  • Browser support and Polyfills: Edge is lagging behind this implementation, but a polyfill is available that can save you. However, the most important case for SSE is made for mobile devices where IE/Edge have no viable market share.

Some of the available polyfills:

Connectionless Push And Other Features

User agents running in controlled environments, e.g., browsers on mobile handsets tied to specific carriers, may offload the management of the connection to a proxy on the network. In such a situation, the user agent for the purposes of conformance is considered to include both the handset software and the network proxy.

For example, a browser on a mobile device, after having established a connection, might detect that it is on a supporting network and request that a proxy server on the network takes over the management of the connection. The timeline for such a situation might be as follows:

  1. The browser connects to a remote HTTP server and requests the resource specified by the author in the EventSource constructor.
  2. The server sends occasional messages.
  3. In between two messages, the browser detects that it is idle except for the network activity involved in keeping the TCP connection alive, and decides to switch to sleep mode to save power.
  4. The browser disconnects from the server.
  5. The browser contacts a service on the network and requests that the service, a “push proxy,” maintain the connection instead.
  6. The “push proxy” service contacts the remote HTTP server and requests the resource specified by the author in the EventSource constructor (possibly including a Last-Event-ID HTTP header, etc.).
  7. The browser allows the mobile device to go to sleep.
  8. The server sends another message.
  9. The “push proxy” service uses a technology such as OMA push to convey the event to the mobile device, which wakes only enough to process the event and then returns to sleep.

This can reduce the total data usage, and can, therefore, result in considerable power savings.

As well as implementing the existing API and text/event-stream wire format as defined by the specification and in more distributed ways (as described above), formats of event framing defined by other applicable specifications may be supported.


After long and exhaustive POCs including server and client implementations, it looks like SSE is the answer to our problems with data delivery. There are some pitfalls with it as well, but they proved to be trivial to fix.

This is how our production setup looks like in the end:

Architecture overview
Final architecture overview. All API endpoints are behind nginx so clients get multiplexed reponse.

We get the following from NGINX:

  • Proxy to API endpoints in different places;
  • HTTP/2 and all of its benefits like multiplexing for the connections;
  • Load balancing;
  • SSL.

This way we manage our data delivery and certificates in one place instead of doing it on every endpoint separately.

The main benefits we get from this approach are:

  • Data efficient;
  • Simpler implementation;
  • It is automatically multiplexed over HTTP/2;
  • Limits the number of connections for data on the client to one;
  • Provides a mechanism to save the battery by offloading the connection to a proxy.
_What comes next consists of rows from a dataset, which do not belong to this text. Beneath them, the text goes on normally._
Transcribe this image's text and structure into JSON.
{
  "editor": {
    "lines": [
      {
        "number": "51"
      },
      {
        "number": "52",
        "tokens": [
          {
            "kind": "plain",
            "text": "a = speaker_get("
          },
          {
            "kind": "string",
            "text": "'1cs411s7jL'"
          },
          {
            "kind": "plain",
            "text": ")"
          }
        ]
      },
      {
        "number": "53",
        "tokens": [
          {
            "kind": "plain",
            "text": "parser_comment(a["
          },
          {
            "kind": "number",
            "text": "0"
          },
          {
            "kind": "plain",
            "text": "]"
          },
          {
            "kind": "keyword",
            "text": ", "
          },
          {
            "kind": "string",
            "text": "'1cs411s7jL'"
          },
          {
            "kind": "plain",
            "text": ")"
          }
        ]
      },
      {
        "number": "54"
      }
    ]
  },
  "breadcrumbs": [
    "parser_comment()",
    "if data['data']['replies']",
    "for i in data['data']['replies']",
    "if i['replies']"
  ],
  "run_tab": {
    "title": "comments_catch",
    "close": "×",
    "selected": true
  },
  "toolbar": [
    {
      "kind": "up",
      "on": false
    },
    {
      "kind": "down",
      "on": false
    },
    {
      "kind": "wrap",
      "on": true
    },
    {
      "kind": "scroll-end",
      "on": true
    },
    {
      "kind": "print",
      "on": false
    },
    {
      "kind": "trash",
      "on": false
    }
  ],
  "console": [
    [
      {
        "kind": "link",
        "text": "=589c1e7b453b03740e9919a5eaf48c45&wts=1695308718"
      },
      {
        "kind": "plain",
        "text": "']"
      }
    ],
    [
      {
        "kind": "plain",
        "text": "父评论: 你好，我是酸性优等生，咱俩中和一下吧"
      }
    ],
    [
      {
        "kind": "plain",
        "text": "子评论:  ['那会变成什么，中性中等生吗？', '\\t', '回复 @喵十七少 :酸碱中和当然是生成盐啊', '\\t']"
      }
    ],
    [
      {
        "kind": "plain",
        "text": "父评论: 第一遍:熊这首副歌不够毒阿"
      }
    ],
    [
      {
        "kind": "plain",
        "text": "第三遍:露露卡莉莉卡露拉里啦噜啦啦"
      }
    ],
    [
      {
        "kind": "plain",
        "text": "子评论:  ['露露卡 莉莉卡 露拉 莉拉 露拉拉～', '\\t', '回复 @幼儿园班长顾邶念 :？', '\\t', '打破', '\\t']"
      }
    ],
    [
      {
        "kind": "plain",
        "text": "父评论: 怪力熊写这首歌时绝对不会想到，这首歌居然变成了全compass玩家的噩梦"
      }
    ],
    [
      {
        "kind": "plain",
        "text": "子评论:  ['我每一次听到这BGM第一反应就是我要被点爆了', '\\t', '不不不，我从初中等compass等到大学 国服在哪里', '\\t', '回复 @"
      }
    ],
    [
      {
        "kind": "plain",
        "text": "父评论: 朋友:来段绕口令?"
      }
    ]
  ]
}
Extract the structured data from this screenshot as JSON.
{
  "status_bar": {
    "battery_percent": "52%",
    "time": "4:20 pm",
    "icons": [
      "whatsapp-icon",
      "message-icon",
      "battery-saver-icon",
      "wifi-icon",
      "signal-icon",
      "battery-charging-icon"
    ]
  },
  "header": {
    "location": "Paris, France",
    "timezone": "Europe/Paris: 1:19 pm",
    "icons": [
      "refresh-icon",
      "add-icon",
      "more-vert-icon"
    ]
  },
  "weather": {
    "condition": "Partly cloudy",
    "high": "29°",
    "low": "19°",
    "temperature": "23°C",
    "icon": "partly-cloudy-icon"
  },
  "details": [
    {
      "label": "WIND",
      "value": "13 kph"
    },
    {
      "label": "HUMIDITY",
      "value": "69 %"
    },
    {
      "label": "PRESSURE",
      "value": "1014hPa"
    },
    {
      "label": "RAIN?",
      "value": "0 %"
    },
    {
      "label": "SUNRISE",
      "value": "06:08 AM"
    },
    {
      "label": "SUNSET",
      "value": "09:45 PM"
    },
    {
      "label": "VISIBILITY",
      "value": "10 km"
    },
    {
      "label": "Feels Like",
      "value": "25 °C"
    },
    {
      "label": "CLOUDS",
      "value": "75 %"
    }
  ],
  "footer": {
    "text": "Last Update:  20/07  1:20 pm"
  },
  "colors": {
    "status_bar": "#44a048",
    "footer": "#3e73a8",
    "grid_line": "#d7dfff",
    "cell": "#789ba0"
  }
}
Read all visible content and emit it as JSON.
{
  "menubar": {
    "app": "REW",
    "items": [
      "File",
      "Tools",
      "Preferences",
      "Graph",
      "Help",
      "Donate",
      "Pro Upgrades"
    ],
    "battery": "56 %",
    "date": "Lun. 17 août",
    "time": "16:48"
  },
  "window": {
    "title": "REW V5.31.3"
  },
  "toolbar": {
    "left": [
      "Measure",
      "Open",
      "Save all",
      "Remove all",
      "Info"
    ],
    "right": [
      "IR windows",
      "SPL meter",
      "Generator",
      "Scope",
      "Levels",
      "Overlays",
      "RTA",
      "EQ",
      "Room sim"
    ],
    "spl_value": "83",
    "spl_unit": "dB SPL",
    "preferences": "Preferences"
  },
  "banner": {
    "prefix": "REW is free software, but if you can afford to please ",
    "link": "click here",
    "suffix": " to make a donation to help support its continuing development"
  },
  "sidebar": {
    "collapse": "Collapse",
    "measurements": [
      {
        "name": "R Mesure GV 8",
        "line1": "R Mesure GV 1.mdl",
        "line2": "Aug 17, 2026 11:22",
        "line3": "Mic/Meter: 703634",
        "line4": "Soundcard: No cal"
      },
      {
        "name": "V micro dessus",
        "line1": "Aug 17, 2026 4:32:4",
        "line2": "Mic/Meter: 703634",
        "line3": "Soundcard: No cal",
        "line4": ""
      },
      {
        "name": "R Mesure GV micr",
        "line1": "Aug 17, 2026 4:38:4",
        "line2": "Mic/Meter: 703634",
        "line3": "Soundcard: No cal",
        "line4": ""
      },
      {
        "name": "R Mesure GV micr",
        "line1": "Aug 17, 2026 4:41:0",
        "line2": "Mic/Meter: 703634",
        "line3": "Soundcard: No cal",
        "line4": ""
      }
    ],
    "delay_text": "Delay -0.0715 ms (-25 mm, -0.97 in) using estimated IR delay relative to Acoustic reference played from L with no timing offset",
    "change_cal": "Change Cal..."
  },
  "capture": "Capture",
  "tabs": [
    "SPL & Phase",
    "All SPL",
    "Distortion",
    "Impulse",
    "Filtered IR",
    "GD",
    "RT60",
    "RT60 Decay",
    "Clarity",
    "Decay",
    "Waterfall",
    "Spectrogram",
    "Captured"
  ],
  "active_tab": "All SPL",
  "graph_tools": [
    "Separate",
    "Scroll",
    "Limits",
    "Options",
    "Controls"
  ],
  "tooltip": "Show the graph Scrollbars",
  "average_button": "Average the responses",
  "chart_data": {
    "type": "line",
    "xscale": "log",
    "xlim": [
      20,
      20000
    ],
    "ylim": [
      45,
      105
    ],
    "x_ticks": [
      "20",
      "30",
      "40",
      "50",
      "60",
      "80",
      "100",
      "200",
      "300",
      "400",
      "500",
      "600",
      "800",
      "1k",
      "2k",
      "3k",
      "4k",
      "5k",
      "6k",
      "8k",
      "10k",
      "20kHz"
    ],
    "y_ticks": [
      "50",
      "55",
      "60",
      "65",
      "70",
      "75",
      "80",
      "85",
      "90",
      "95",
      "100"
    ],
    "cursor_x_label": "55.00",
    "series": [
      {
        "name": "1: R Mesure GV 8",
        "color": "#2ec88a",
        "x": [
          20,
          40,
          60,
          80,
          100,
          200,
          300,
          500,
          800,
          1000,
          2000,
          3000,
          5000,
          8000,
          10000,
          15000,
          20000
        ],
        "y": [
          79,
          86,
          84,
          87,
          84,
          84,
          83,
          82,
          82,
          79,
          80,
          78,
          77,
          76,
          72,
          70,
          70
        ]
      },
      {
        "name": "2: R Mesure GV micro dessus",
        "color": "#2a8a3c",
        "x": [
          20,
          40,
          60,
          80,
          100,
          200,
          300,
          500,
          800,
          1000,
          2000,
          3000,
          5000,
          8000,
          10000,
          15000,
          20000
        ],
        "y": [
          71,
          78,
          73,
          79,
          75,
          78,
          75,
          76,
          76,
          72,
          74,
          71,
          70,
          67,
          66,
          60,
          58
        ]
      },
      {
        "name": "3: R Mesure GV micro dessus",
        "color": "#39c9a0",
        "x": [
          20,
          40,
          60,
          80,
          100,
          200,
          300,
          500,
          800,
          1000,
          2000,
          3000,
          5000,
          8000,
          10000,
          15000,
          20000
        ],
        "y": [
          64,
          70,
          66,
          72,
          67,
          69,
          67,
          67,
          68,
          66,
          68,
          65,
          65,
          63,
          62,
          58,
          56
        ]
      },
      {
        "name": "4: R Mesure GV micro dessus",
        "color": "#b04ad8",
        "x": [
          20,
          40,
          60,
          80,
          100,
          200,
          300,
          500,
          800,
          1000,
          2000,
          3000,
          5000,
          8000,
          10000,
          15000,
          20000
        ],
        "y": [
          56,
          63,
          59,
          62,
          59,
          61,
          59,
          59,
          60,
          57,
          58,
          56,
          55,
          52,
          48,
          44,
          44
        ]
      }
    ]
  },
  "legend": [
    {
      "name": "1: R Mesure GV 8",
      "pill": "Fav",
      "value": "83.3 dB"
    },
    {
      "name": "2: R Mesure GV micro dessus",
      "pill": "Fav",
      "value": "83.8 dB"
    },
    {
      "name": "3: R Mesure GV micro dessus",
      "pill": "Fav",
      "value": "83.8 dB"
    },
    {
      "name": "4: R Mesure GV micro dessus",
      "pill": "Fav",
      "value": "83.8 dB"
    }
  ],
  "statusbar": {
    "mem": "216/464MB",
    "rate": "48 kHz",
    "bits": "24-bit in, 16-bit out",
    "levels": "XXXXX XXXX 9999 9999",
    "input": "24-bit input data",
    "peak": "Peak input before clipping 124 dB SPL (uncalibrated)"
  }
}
SSE is not just a viable alternative to the other methods for delivering fast updates; it looks like it is in a league of its own when it comes to optimizations for mobile devices. There is no overhead in its implementation compared with the alternatives. In terms of server-side implementation, it is not much different than polling. On the client, it is much simpler than polling as it requires an initial subscription and assigning event handlers — much similar to how WebSockets are managed.

Check the code demo if you’d like to get a simple client-server implementation.


Further Reading

Smashing Editorial (rb, ra, yk, il, mrn)